The Darksiders series is one of those where my enthusiasm for it isn’t quite what it used to be. The original was a pleasant surprise offering an interesting and darker Zelda alternative while its sequel – despite its many haters out there – I actually enjoyed for its bigger world and addition of RPG and looting mechanics. After a lengthy hiatus, Darksiders 3 released and despite its injection of Dark-Souls-like ideas didn’t fare so well feeling dated and downright unpolished in spots. So, as you can imagine, news of a spinoff wasn’t exactly met with open arms. Still, perhaps a fresh take from a new developer could help breath some much needed life into this series?
Darksiders Genesis acts as a prequel to the original trilogy, focusing on two of the four horsemen of the apocalypse. War (returning from the original Darksiders) and Strife (the last of the four horsemen to be playable in the series) are given orders by the Council – mediators maintaining balance between the forces of Heaven and Hell – to stop Lucifer and his plans to threaten humanity.
We might be getting a deeper look at events prior to the first three games as well as some more time with War, but I would have preferred seeing the series move its story forwards rather than focus on the past yet again. It doesn’t help that the tale being told here lacks the weight of the originals nor that it’s all told through some rather budget-feeling comic book-like cutscenes. On the flip side though it’s often fun watching the characters of War and Strife bounce off one another other with the latter offering some the game’s more comedic moments.
Thankfully the actual game portion of Darksiders Genesis fares much better once again retaining a similar mashup of combat, puzzle-solving and platforming only this time all from a more aerial perspective.
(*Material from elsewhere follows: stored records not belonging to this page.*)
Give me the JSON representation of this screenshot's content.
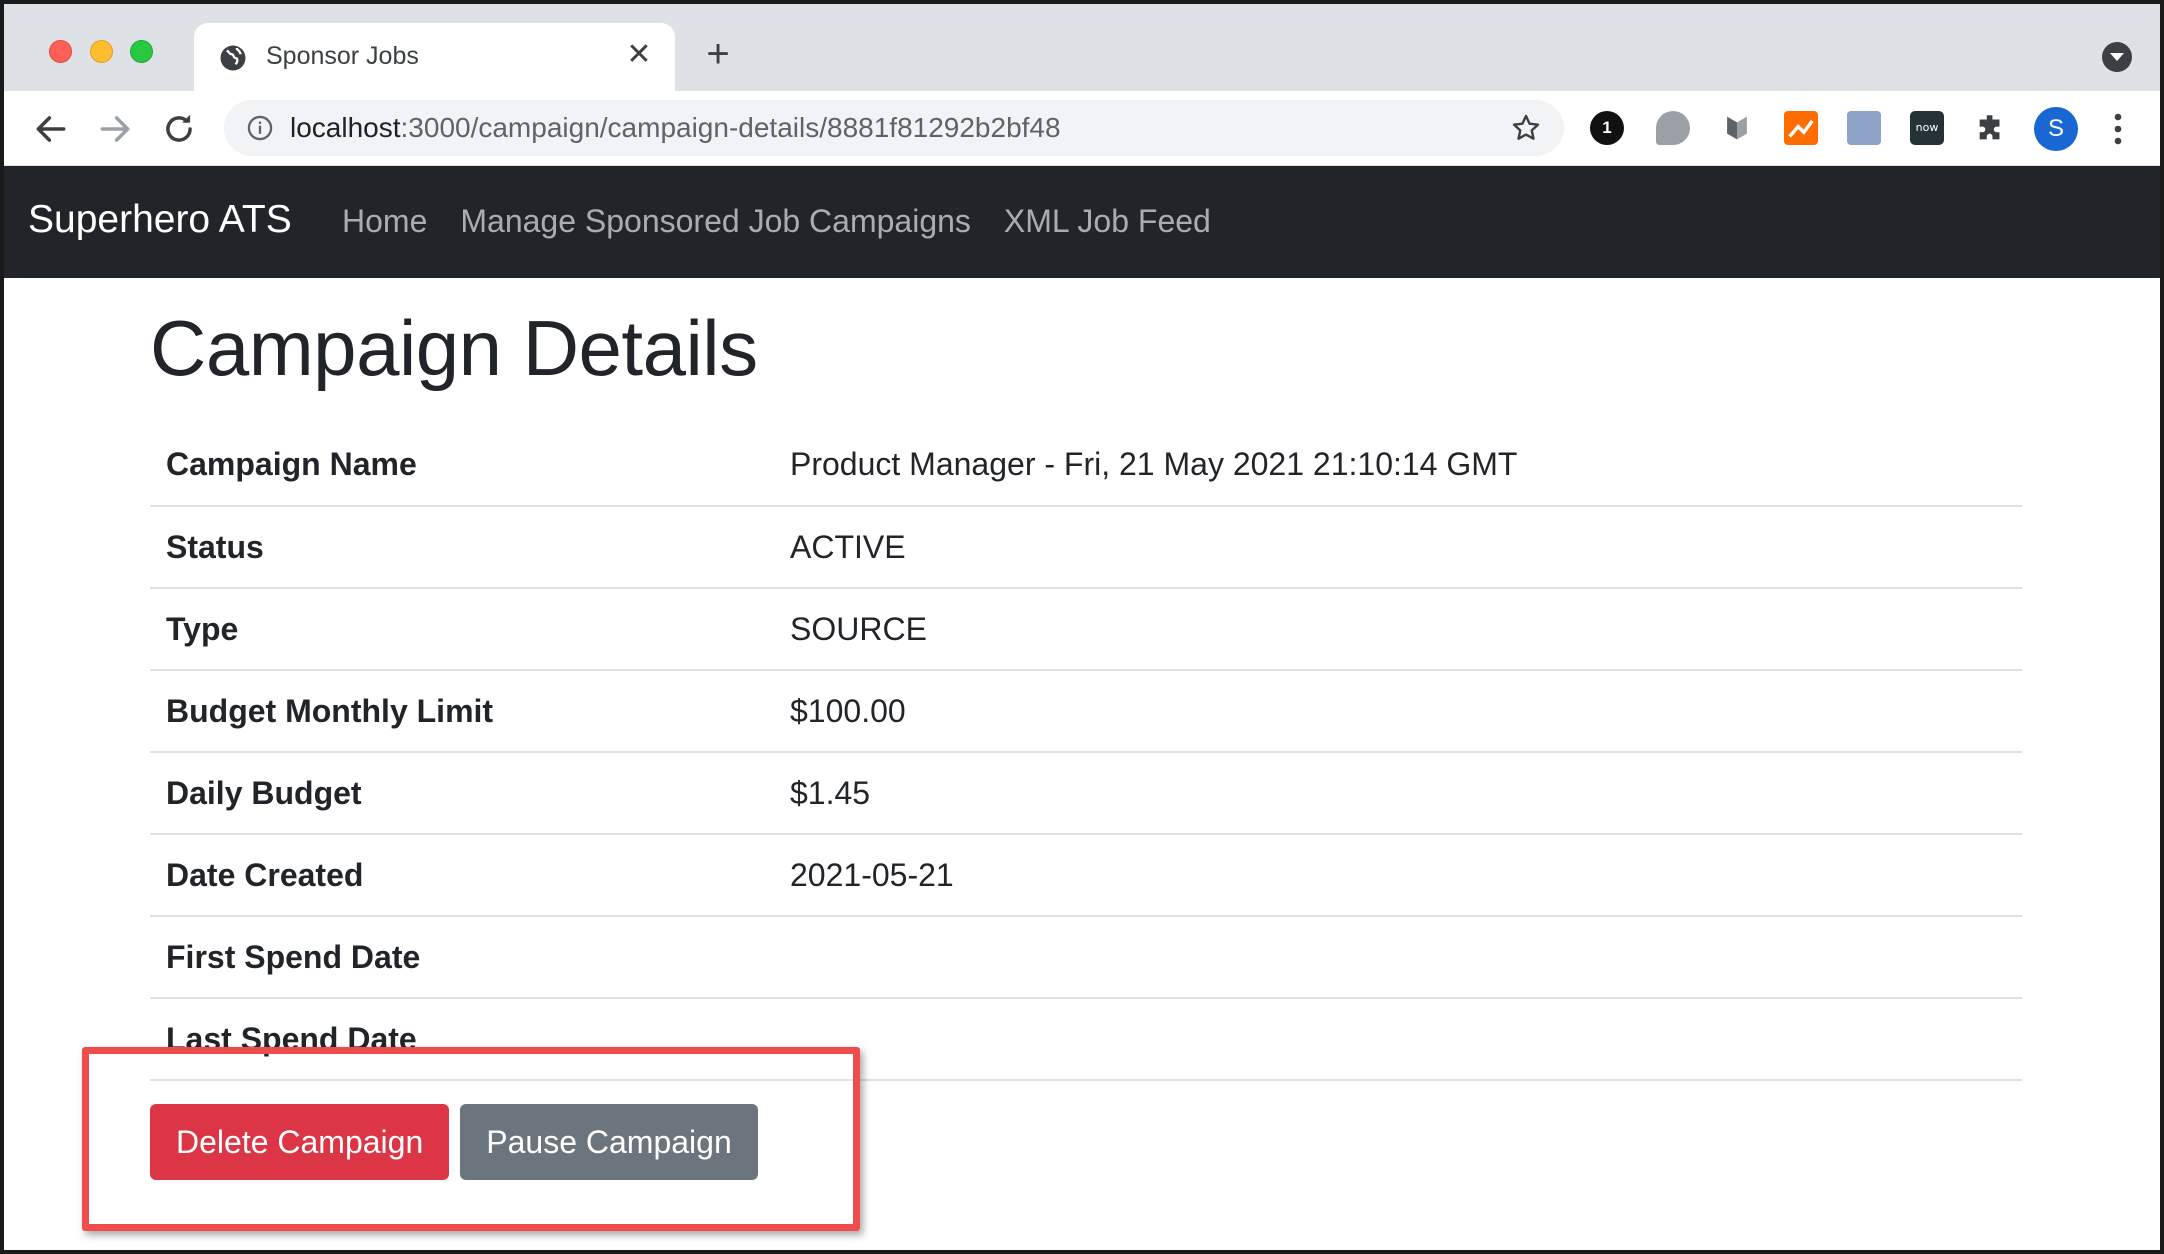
{
  "browser": {
    "tab": {
      "title": "Sponsor Jobs"
    },
    "url": {
      "host": "localhost",
      "path": ":3000/campaign/campaign-details/8881f81292b2bf48"
    },
    "extensions": {
      "ext1_label": "1",
      "ext6_label": "now"
    },
    "profile_initial": "S"
  },
  "navbar": {
    "brand": "Superhero ATS",
    "links": [
      "Home",
      "Manage Sponsored Job Campaigns",
      "XML Job Feed"
    ]
  },
  "page": {
    "title": "Campaign Details",
    "details": [
      {
        "label": "Campaign Name",
        "value": "Product Manager - Fri, 21 May 2021 21:10:14 GMT"
      },
      {
        "label": "Status",
        "value": "ACTIVE"
      },
      {
        "label": "Type",
        "value": "SOURCE"
      },
      {
        "label": "Budget Monthly Limit",
        "value": "$100.00"
      },
      {
        "label": "Daily Budget",
        "value": "$1.45"
      },
      {
        "label": "Date Created",
        "value": "2021-05-21"
      },
      {
        "label": "First Spend Date",
        "value": ""
      },
      {
        "label": "Last Spend Date",
        "value": ""
      }
    ],
    "buttons": {
      "delete": "Delete Campaign",
      "pause": "Pause Campaign"
    }
  },
  "colors": {
    "navbar_bg": "#212529",
    "danger": "#dc3545",
    "secondary": "#6c757d",
    "highlight": "#ef4d4d"
  }
}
Players can control both Strife and War (switching between the two in single player or sharing the pair with a friend in co-op) each of which handle and play very differently. War remains a close-combat character, his attacks more deliberate but able to string together some powerful sword-based combos. Strife meanwhile is the quicker of the two more focused on dashing around and long-range attacks with his double pistols.
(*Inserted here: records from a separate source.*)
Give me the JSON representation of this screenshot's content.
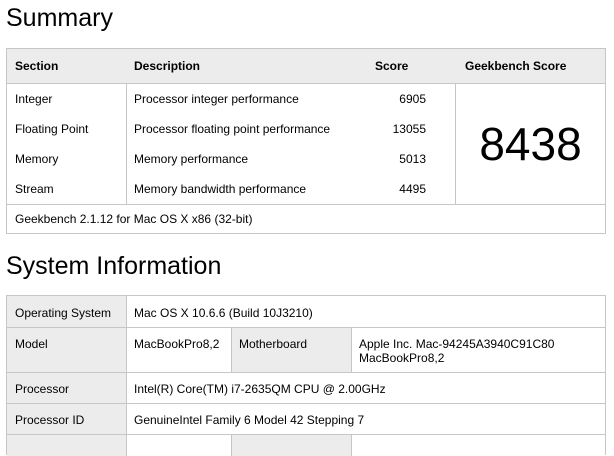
{
  "summary": {
    "heading": "Summary",
    "columns": {
      "section": "Section",
      "description": "Description",
      "score": "Score",
      "geekbench_score": "Geekbench Score"
    },
    "rows": [
      {
        "section": "Integer",
        "description": "Processor integer performance",
        "score": "6905"
      },
      {
        "section": "Floating Point",
        "description": "Processor floating point performance",
        "score": "13055"
      },
      {
        "section": "Memory",
        "description": "Memory performance",
        "score": "5013"
      },
      {
        "section": "Stream",
        "description": "Memory bandwidth performance",
        "score": "4495"
      }
    ],
    "geekbench_score": "8438",
    "footer": "Geekbench 2.1.12 for Mac OS X x86 (32-bit)"
  },
  "system_information": {
    "heading": "System Information",
    "operating_system": {
      "label": "Operating System",
      "value": "Mac OS X 10.6.6 (Build 10J3210)"
    },
    "model": {
      "label": "Model",
      "value": "MacBookPro8,2"
    },
    "motherboard": {
      "label": "Motherboard",
      "value_line1": "Apple Inc. Mac-94245A3940C91C80",
      "value_line2": "MacBookPro8,2"
    },
    "processor": {
      "label": "Processor",
      "value": "Intel(R) Core(TM) i7-2635QM CPU @ 2.00GHz"
    },
    "processor_id": {
      "label": "Processor ID",
      "value": "GenuineIntel Family 6 Model 42 Stepping 7"
    }
  }
}
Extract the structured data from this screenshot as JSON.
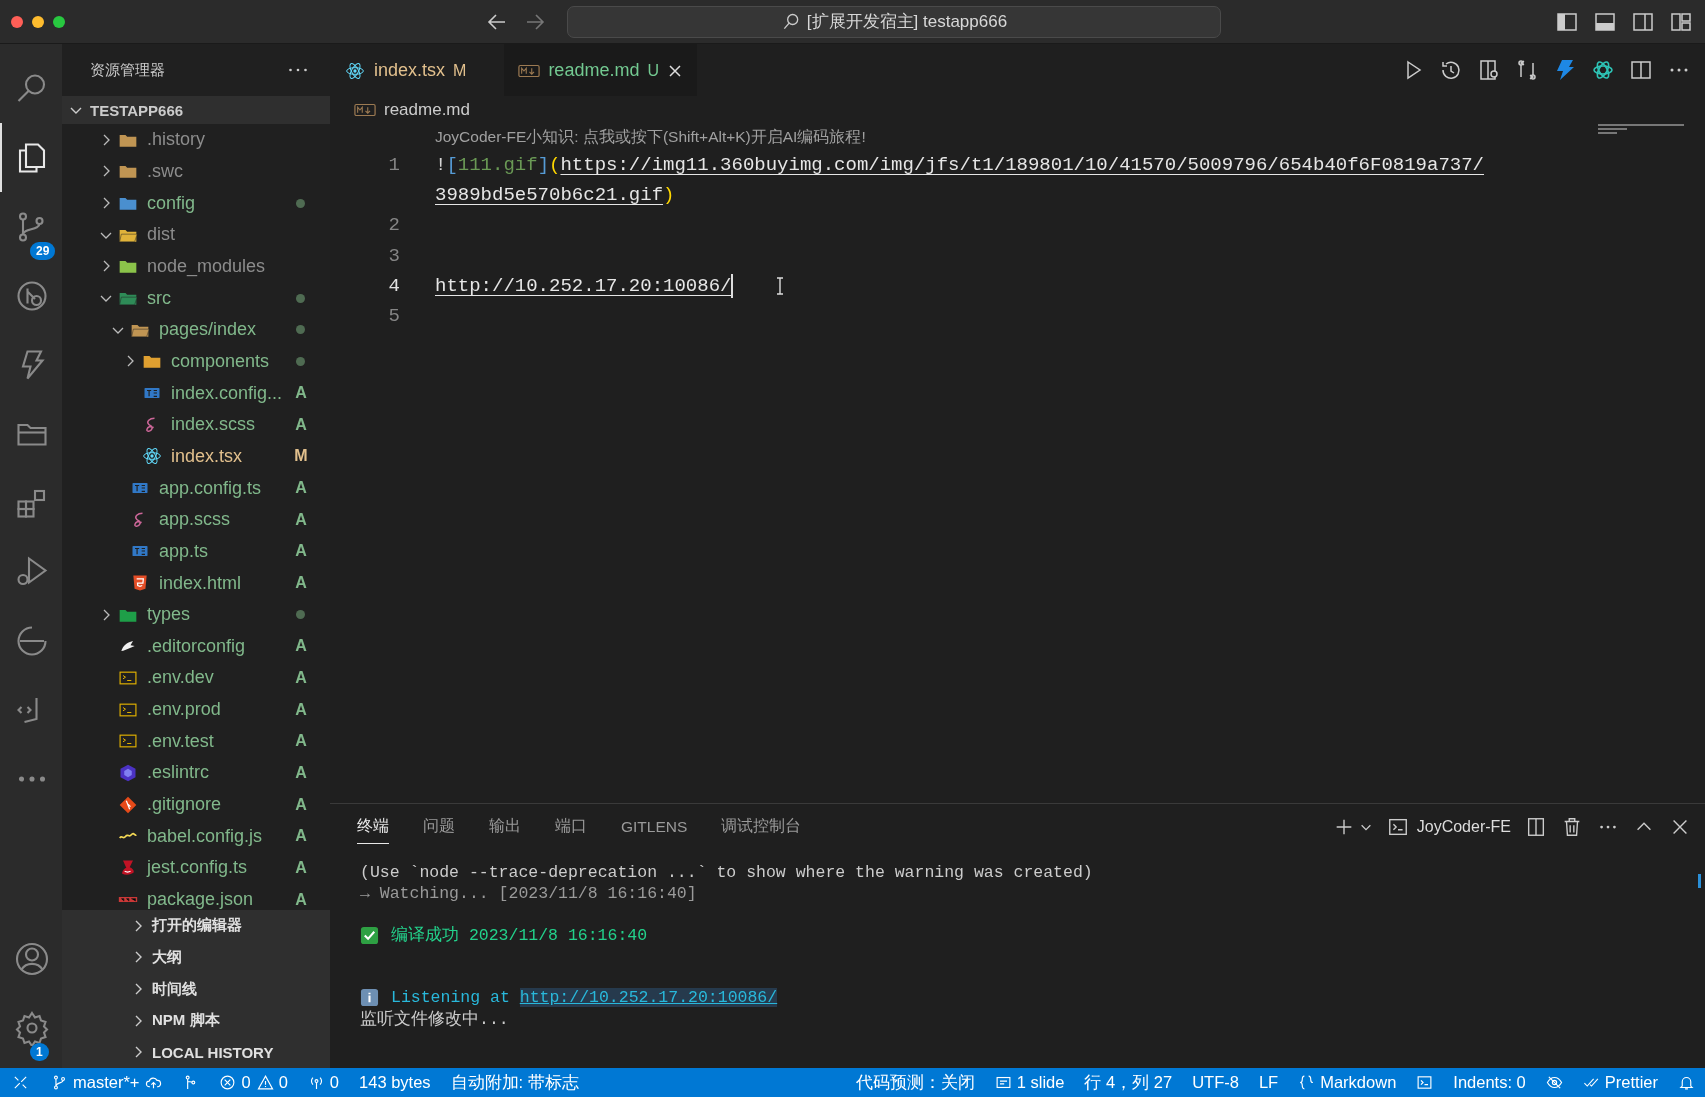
{
  "title_bar": {
    "search_text": "[扩展开发宿主] testapp666"
  },
  "activity_bar": {
    "top": [
      {
        "kind": "search",
        "selected": false
      },
      {
        "kind": "explorer",
        "selected": true
      },
      {
        "kind": "source-control",
        "selected": false,
        "badge": "29"
      },
      {
        "kind": "git-graph",
        "selected": false
      },
      {
        "kind": "joycoder",
        "selected": false
      },
      {
        "kind": "folders",
        "selected": false
      },
      {
        "kind": "extensions",
        "selected": false
      },
      {
        "kind": "run-debug",
        "selected": false
      },
      {
        "kind": "timeline",
        "selected": false
      },
      {
        "kind": "docker",
        "selected": false
      },
      {
        "kind": "more",
        "selected": false
      }
    ],
    "bottom": [
      {
        "kind": "account",
        "selected": false
      },
      {
        "kind": "settings",
        "selected": false,
        "badge": "1"
      }
    ]
  },
  "sidebar": {
    "title": "资源管理器",
    "project": "TESTAPP666",
    "expanded": true,
    "tree": [
      {
        "name": ".history",
        "kind": "folder",
        "ignored": true,
        "dot": false,
        "expanded": false
      },
      {
        "name": ".swc",
        "kind": "folder",
        "ignored": true,
        "dot": false,
        "expanded": false
      },
      {
        "name": "config",
        "kind": "config-folder",
        "ignored": false,
        "modified": false,
        "dot": true,
        "expanded": false
      },
      {
        "name": "dist",
        "kind": "dist-folder",
        "ignored": true,
        "dot": false,
        "expanded": true
      },
      {
        "name": "node_modules",
        "kind": "node-folder",
        "ignored": true,
        "dot": false,
        "expanded": false
      },
      {
        "name": "src",
        "kind": "src-folder",
        "ignored": false,
        "modified": false,
        "dot": true,
        "expanded": true,
        "children": [
          {
            "name": "pages/index",
            "kind": "folder",
            "ignored": false,
            "modified": false,
            "dot": true,
            "expanded": true,
            "children": [
              {
                "name": "components",
                "kind": "components-folder",
                "ignored": false,
                "modified": false,
                "dot": true,
                "expanded": false
              },
              {
                "name": "index.config...",
                "kind": "ts",
                "ignored": false,
                "modified": false,
                "badge": "A"
              },
              {
                "name": "index.scss",
                "kind": "scss",
                "ignored": false,
                "modified": false,
                "badge": "A"
              },
              {
                "name": "index.tsx",
                "kind": "react",
                "ignored": false,
                "modified": true,
                "badge": "M"
              }
            ]
          },
          {
            "name": "app.config.ts",
            "kind": "ts",
            "ignored": false,
            "modified": false,
            "badge": "A"
          },
          {
            "name": "app.scss",
            "kind": "scss",
            "ignored": false,
            "modified": false,
            "badge": "A"
          },
          {
            "name": "app.ts",
            "kind": "ts",
            "ignored": false,
            "modified": false,
            "badge": "A"
          },
          {
            "name": "index.html",
            "kind": "html",
            "ignored": false,
            "modified": false,
            "badge": "A"
          }
        ]
      },
      {
        "name": "types",
        "kind": "types-folder",
        "ignored": false,
        "modified": false,
        "dot": true,
        "expanded": false
      },
      {
        "name": ".editorconfig",
        "kind": "editorconfig",
        "ignored": false,
        "modified": false,
        "badge": "A"
      },
      {
        "name": ".env.dev",
        "kind": "env",
        "ignored": false,
        "modified": false,
        "badge": "A"
      },
      {
        "name": ".env.prod",
        "kind": "env",
        "ignored": false,
        "modified": false,
        "badge": "A"
      },
      {
        "name": ".env.test",
        "kind": "env",
        "ignored": false,
        "modified": false,
        "badge": "A"
      },
      {
        "name": ".eslintrc",
        "kind": "eslint",
        "ignored": false,
        "modified": false,
        "badge": "A"
      },
      {
        "name": ".gitignore",
        "kind": "git",
        "ignored": false,
        "modified": false,
        "badge": "A"
      },
      {
        "name": "babel.config.js",
        "kind": "babel",
        "ignored": false,
        "modified": false,
        "badge": "A"
      },
      {
        "name": "jest.config.ts",
        "kind": "jest",
        "ignored": false,
        "modified": false,
        "badge": "A"
      },
      {
        "name": "package.json",
        "kind": "npm",
        "ignored": false,
        "modified": false,
        "badge": "A"
      }
    ],
    "sections": [
      {
        "label": "打开的编辑器",
        "expanded": false
      },
      {
        "label": "大纲",
        "expanded": false
      },
      {
        "label": "时间线",
        "expanded": false
      },
      {
        "label": "NPM 脚本",
        "expanded": false
      },
      {
        "label": "LOCAL HISTORY",
        "expanded": false
      }
    ]
  },
  "tabs": [
    {
      "label": "index.tsx",
      "badge": "M",
      "kind": "react",
      "modified": true,
      "selected": false
    },
    {
      "label": "readme.md",
      "badge": "U",
      "kind": "markdown",
      "modified": false,
      "selected": true
    }
  ],
  "editor": {
    "breadcrumb": "readme.md",
    "codelens": "JoyCoder-FE小知识: 点我或按下(Shift+Alt+K)开启AI编码旅程!",
    "lines": [
      {
        "number": "1",
        "current": false,
        "tokens": [
          {
            "kind": "punct",
            "text": "!"
          },
          {
            "kind": "bracket",
            "text": "["
          },
          {
            "kind": "alt",
            "text": "111.gif"
          },
          {
            "kind": "bracket",
            "text": "]"
          },
          {
            "kind": "paren",
            "text": "("
          },
          {
            "kind": "link",
            "text": "https://img11.360buyimg.com/img/jfs/t1/189801/10/41570/5009796/654b40f6F0819a737/"
          },
          {
            "kind": "link",
            "text": "3989bd5e570b6c21.gif"
          },
          {
            "kind": "paren",
            "text": ")"
          }
        ]
      },
      {
        "number": "2",
        "current": false
      },
      {
        "number": "3",
        "current": false
      },
      {
        "number": "4",
        "current": true,
        "tokens": [
          {
            "kind": "link",
            "text": "http://10.252.17.20:10086/"
          }
        ]
      },
      {
        "number": "5",
        "current": false
      }
    ]
  },
  "panel": {
    "tabs": [
      {
        "label": "终端",
        "selected": true
      },
      {
        "label": "问题",
        "selected": false
      },
      {
        "label": "输出",
        "selected": false
      },
      {
        "label": "端口",
        "selected": false
      },
      {
        "label": "GITLENS",
        "selected": false
      },
      {
        "label": "调试控制台",
        "selected": false
      }
    ],
    "terminal_name": "JoyCoder-FE",
    "lines": [
      {
        "kind": "plain",
        "text": "(Use `node --trace-deprecation ...` to show where the warning was created)"
      },
      {
        "kind": "dim",
        "text": "→ Watching... [2023/11/8 16:16:40]"
      },
      {
        "kind": "blank"
      },
      {
        "kind": "success",
        "text": "编译成功 2023/11/8 16:16:40"
      },
      {
        "kind": "blank"
      },
      {
        "kind": "blank"
      },
      {
        "kind": "info",
        "text": "Listening at ",
        "link": "http://10.252.17.20:10086/"
      },
      {
        "kind": "plain",
        "text": "监听文件修改中..."
      }
    ]
  },
  "status_bar": {
    "left": [
      {
        "kind": "remote"
      },
      {
        "kind": "branch",
        "text": "master*+"
      },
      {
        "kind": "cloud"
      },
      {
        "kind": "graph"
      },
      {
        "kind": "error",
        "text": "0"
      },
      {
        "kind": "warning",
        "text": "0"
      },
      {
        "kind": "broadcast",
        "text": "0"
      },
      {
        "kind": "text",
        "text": "143 bytes"
      },
      {
        "kind": "text",
        "text": "自动附加: 带标志"
      }
    ],
    "right": [
      {
        "kind": "text",
        "text": "代码预测：关闭"
      },
      {
        "kind": "slides",
        "text": "1 slide"
      },
      {
        "kind": "text",
        "text": "行 4，列 27"
      },
      {
        "kind": "text",
        "text": "UTF-8"
      },
      {
        "kind": "text",
        "text": "LF"
      },
      {
        "kind": "braces",
        "text": "Markdown"
      },
      {
        "kind": "terminal"
      },
      {
        "kind": "text",
        "text": "Indents: 0"
      },
      {
        "kind": "eye-off"
      },
      {
        "kind": "check-all",
        "text": "Prettier"
      },
      {
        "kind": "bell"
      }
    ]
  }
}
Playing as both proves good fun not to mention offers the chance to tackle battles in different ways. Slashing away with War feels satisfying while the fact Strife plays almost like a twin-stick shooter means you’ll want to juggle between the pair often to mix up the combat especially since you’ll be doing a lot of it. So much in fact that it can make some chapters feel like a bit of a slog, fighting the same enemies over and over, mashing your way through.
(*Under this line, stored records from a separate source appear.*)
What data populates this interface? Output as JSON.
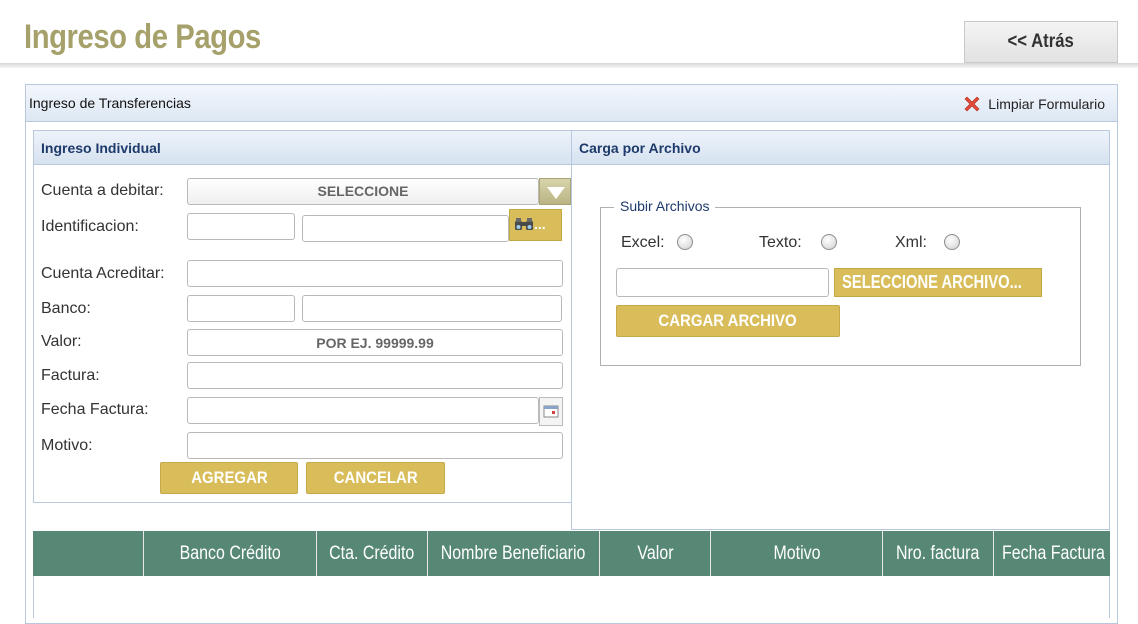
{
  "page": {
    "title": "Ingreso de Pagos",
    "back_label": "<< Atrás"
  },
  "panel": {
    "title": "Ingreso de Transferencias",
    "clear_label": "Limpiar Formulario"
  },
  "individual": {
    "header": "Ingreso Individual",
    "labels": {
      "cuenta_debitar": "Cuenta a debitar:",
      "identificacion": "Identificacion:",
      "cuenta_acreditar": "Cuenta Acreditar:",
      "banco": "Banco:",
      "valor": "Valor:",
      "factura": "Factura:",
      "fecha_factura": "Fecha Factura:",
      "motivo": "Motivo:"
    },
    "cuenta_select_value": "SELECCIONE",
    "search_button_label": "...",
    "valor_placeholder": "POR EJ. 99999.99",
    "add_label": "AGREGAR",
    "cancel_label": "CANCELAR"
  },
  "file_upload": {
    "header": "Carga por Archivo",
    "legend": "Subir Archivos",
    "options": [
      "Excel:",
      "Texto:",
      "Xml:"
    ],
    "select_file_label": "SELECCIONE ARCHIVO...",
    "upload_label": "CARGAR ARCHIVO"
  },
  "table": {
    "columns": [
      "",
      "Banco Crédito",
      "Cta. Crédito",
      "Nombre Beneficiario",
      "Valor",
      "Motivo",
      "Nro. factura",
      "Fecha Factura"
    ]
  },
  "colors": {
    "title": "#a6a16a",
    "gold_button": "#d9bd5a",
    "table_header": "#578876",
    "section_title": "#1d3a6a"
  }
}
Darksiders Genesis isn’t all hack that and slash this and shoot those though, each sprawling chapter also featuring moments focused less on the combat side of things. While both the platforming and puzzles are unlikely to leave you stuck or stumped, they at the very least offer some much-needed variety to the mix. Chapters also reward exploration, different routes often leading to new skills or currency to put toward improving your arsenal. While making your way around with each character feels nice and pacey, navigating the game’s map is a nightmare. Unclear and unhelpful it leads to further confusion more than anything else.
Rather than gathering experience and levelling up your dangerous duo, the game instead relies on you picking up Creature Cores to develop. Dropped from bosses and random enemies, these can be equipped within your skill tree to boost health, attack or even provide interesting perks such as being able summon hellhounds or leave a trail of lava behind you. Gathering more of one type of Creature Core will also level it up, increasing its affects further. Reliance on random drops to improve your characters is an interesting idea but one that also means you’ll find yourself grinding in hopes of finding the Creature Cores you’re after or at least the ones that will benefit you most.
Beyond Creature Cores you’ll also expand your inventory, learn skills and of course unlock new weapons (or ammo in Strife’s case). There’s definitely a lot going on in Darksiders Genesis but much like the genres the game is mirroring, improving your character and watching the numbers go up is a large part of its appeal.
As mentioned before, Darksiders Genesis can be played on your own or with another player locally or online. Whichever option you choose offers a great experience though.
While the new camera perspective does make for an interesting twist for the series – not to mention opens the door for a co-op adventure – it does also bring with it some problems too. I would repeatedly find the view of the action often obscured by large pieces of landscape in the foreground, a real pain especially in the heat of an intense battle.
Similarly, the new camera angle can also make navigating platforming heavy sections more trouble than it feels they ought to be. The zoomed-out viewpoint also means characters feel much smaller, not so much an issue when playing in docked mode, but a little more so when dealing with the much smaller screen of the Switch. It doesn’t help either that handheld brings with it other issues such as blurry visuals and occasional slowdown. Personally, I would opt for playing in docked mode.
Darksiders Genesis is a pretty decent hack-and-slash adventure that takes the series in an interesting new direction. While my experience with the game rarely left me jaw-dropped, I nonetheless had an entertaining time slashing away at demons and finally getting to play as the fourth and final horseman.
Version Tested: Nintendo Switch
Review copy provided by THQ Nordic